→ Exercise directions
Which lines of the data hold the word "right"? Copy all of them.

→ Given records

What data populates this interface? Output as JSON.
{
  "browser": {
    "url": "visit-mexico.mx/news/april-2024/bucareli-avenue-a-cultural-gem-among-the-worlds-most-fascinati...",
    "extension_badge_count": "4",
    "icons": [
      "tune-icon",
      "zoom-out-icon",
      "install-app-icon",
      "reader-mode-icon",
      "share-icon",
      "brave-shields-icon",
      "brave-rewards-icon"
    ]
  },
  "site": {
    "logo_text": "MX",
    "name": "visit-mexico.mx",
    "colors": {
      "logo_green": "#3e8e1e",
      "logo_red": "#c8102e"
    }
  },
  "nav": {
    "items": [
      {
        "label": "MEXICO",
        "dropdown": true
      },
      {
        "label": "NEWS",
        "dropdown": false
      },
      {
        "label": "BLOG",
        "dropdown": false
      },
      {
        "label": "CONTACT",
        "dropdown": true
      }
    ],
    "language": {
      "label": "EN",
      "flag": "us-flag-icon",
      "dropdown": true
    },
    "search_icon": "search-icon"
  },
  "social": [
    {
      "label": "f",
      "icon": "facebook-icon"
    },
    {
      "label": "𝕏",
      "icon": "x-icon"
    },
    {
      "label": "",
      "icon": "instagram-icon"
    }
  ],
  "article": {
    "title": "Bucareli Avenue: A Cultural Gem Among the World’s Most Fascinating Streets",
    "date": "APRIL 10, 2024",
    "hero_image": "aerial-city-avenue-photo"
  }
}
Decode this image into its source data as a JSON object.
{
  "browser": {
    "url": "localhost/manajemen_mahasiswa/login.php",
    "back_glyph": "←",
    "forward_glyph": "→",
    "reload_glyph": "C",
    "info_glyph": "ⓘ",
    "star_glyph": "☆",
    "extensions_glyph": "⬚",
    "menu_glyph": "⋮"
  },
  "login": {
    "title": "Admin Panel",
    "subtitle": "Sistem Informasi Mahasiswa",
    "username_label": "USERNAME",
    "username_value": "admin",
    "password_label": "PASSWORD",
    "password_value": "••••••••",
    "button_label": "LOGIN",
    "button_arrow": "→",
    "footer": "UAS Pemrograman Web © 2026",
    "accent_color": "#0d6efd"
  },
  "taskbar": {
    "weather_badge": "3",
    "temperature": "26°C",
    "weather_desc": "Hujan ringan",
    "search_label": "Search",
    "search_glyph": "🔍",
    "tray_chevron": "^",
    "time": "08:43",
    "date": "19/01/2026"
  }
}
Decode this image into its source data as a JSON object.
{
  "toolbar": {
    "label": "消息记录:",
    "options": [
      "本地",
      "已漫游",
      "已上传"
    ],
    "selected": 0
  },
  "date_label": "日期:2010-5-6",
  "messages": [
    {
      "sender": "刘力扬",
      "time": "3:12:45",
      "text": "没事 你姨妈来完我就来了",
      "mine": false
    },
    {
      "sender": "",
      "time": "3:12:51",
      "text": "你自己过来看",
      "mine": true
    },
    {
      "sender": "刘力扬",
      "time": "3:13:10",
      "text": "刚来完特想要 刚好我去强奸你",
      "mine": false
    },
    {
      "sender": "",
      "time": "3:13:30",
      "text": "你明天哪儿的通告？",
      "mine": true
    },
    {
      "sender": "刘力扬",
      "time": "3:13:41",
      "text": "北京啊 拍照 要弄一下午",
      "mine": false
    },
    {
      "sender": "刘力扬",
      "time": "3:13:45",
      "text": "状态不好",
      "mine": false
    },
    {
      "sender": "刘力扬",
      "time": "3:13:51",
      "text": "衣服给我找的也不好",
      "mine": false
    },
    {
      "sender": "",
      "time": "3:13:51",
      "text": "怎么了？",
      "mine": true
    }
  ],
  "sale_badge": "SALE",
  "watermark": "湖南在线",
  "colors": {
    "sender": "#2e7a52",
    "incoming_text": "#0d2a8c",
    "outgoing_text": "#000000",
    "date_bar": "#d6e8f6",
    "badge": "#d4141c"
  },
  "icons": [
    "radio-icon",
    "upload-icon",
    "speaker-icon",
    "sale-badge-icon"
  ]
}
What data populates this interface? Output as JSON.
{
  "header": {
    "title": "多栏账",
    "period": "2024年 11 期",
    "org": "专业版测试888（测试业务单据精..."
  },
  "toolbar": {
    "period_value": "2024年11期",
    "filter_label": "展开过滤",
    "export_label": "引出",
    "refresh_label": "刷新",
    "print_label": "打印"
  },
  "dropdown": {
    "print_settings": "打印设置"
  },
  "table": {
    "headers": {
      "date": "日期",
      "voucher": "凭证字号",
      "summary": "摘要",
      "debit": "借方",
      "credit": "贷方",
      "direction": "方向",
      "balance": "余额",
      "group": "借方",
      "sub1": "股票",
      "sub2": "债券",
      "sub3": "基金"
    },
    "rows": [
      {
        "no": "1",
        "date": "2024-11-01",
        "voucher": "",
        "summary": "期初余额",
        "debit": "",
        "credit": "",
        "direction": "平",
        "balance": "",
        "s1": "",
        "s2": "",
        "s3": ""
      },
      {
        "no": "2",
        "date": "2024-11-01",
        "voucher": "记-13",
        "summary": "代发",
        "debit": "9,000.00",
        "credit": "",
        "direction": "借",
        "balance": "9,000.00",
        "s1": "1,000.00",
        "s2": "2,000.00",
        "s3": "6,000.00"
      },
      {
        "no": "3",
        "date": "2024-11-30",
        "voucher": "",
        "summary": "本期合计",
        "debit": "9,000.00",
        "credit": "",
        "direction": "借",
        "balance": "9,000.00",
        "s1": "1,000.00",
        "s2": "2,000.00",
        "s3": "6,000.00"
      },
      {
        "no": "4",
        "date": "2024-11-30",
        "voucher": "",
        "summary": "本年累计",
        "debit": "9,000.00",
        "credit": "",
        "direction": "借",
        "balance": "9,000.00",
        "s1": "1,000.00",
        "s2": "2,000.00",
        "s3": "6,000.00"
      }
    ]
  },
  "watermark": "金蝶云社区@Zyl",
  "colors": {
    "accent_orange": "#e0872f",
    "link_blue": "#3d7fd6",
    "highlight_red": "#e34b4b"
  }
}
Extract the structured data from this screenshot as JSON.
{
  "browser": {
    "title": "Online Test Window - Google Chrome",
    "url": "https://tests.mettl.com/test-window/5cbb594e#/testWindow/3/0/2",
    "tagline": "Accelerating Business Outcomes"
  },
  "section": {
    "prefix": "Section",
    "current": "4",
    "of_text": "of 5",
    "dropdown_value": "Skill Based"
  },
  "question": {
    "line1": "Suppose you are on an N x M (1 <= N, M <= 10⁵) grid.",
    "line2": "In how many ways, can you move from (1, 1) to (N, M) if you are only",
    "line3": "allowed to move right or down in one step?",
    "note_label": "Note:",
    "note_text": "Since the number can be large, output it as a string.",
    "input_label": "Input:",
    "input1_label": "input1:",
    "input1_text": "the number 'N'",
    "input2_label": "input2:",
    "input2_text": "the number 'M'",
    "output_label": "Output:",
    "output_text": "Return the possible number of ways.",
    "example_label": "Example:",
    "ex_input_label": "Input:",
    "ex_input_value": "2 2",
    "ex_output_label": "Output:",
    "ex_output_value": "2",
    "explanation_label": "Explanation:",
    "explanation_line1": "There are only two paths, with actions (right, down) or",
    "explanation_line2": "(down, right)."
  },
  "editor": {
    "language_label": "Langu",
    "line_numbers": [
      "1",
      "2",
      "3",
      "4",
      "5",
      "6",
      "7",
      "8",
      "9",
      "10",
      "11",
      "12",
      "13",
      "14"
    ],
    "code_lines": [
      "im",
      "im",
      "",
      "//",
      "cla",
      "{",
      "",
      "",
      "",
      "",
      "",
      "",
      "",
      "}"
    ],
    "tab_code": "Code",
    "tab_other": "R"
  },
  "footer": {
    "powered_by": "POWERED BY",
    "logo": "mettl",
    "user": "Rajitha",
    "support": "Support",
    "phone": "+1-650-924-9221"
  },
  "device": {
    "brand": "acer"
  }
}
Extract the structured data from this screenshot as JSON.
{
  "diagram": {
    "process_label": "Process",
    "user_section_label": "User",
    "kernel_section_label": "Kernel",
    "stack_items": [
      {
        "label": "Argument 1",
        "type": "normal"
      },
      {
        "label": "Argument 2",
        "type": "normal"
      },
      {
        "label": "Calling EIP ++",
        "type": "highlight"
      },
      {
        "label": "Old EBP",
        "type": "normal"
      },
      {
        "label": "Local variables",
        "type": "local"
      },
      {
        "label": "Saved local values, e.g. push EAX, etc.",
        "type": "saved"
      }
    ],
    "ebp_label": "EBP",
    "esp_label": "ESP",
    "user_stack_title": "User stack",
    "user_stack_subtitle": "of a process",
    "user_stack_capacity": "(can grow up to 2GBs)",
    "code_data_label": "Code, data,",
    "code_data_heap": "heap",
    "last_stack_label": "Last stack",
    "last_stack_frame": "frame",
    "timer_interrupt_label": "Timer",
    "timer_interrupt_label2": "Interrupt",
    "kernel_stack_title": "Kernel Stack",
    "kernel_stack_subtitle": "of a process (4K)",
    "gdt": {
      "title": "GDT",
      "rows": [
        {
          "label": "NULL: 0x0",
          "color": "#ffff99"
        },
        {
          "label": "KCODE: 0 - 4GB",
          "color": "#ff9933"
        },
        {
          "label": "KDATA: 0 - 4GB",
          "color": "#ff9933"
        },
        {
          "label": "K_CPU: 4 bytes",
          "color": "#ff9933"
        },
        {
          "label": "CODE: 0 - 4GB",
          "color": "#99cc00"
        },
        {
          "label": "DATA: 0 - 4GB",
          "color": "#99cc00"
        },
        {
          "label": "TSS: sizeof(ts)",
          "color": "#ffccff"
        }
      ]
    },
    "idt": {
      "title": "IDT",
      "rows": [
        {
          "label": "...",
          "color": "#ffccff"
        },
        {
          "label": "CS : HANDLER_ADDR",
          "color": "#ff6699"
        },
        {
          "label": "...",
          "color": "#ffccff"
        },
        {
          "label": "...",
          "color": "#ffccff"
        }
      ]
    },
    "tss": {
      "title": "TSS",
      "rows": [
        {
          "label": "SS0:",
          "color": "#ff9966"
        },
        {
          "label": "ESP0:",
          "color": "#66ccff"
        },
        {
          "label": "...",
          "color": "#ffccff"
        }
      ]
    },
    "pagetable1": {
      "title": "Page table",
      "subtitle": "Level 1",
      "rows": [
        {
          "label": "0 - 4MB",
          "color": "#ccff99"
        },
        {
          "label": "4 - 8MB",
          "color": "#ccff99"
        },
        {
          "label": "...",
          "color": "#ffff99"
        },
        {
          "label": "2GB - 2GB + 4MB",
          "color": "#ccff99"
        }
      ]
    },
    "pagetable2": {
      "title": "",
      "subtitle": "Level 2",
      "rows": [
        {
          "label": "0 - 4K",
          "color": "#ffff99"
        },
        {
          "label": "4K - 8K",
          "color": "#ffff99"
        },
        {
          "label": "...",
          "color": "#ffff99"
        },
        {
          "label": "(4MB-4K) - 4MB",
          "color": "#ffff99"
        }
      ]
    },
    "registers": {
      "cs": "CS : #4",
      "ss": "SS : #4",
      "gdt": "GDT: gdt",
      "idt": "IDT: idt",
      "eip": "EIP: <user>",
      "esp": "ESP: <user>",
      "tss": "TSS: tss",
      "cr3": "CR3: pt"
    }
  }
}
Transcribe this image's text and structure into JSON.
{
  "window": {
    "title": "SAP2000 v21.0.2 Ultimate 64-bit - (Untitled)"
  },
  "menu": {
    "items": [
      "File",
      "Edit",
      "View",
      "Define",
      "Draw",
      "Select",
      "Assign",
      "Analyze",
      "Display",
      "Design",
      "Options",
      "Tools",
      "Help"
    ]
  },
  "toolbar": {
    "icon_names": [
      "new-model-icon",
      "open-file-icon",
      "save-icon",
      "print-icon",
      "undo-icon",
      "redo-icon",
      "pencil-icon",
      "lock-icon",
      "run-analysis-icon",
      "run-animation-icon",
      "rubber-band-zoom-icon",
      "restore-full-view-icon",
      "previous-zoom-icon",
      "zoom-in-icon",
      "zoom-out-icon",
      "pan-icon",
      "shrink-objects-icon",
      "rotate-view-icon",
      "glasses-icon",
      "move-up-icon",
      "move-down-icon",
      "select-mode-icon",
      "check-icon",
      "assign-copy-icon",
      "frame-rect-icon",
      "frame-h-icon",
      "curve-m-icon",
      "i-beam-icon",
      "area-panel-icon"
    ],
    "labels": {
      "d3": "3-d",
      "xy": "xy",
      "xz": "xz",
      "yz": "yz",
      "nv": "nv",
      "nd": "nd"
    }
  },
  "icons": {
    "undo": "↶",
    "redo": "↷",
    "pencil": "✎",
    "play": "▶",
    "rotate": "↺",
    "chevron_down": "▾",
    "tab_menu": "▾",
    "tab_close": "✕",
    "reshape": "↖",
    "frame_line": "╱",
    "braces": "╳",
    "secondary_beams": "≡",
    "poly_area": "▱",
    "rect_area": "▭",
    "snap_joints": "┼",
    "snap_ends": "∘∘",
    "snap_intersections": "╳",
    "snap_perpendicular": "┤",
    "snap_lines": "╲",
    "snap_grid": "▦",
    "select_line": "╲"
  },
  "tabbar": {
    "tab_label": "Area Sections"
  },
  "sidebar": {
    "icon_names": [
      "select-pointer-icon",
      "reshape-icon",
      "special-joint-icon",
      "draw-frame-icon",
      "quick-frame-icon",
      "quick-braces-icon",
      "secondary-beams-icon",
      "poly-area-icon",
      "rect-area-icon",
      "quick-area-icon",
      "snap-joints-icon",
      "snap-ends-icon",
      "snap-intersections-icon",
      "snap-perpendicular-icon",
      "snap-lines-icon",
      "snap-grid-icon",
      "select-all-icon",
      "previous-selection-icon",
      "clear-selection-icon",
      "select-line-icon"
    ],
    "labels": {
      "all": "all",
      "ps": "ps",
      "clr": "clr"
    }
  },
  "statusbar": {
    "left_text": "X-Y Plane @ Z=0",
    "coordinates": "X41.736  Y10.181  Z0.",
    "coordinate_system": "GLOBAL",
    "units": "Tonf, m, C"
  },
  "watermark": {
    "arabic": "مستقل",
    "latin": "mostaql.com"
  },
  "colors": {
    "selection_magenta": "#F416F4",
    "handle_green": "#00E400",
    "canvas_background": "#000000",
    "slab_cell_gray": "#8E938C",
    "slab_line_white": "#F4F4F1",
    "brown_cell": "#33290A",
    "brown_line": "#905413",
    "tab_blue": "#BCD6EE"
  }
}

→ Answer area
    "line3": "allowed to move right or down in one step?",
    "explanation_line1": "There are only two paths, with actions (right, down) or",
    "explanation_line2": "(down, right)."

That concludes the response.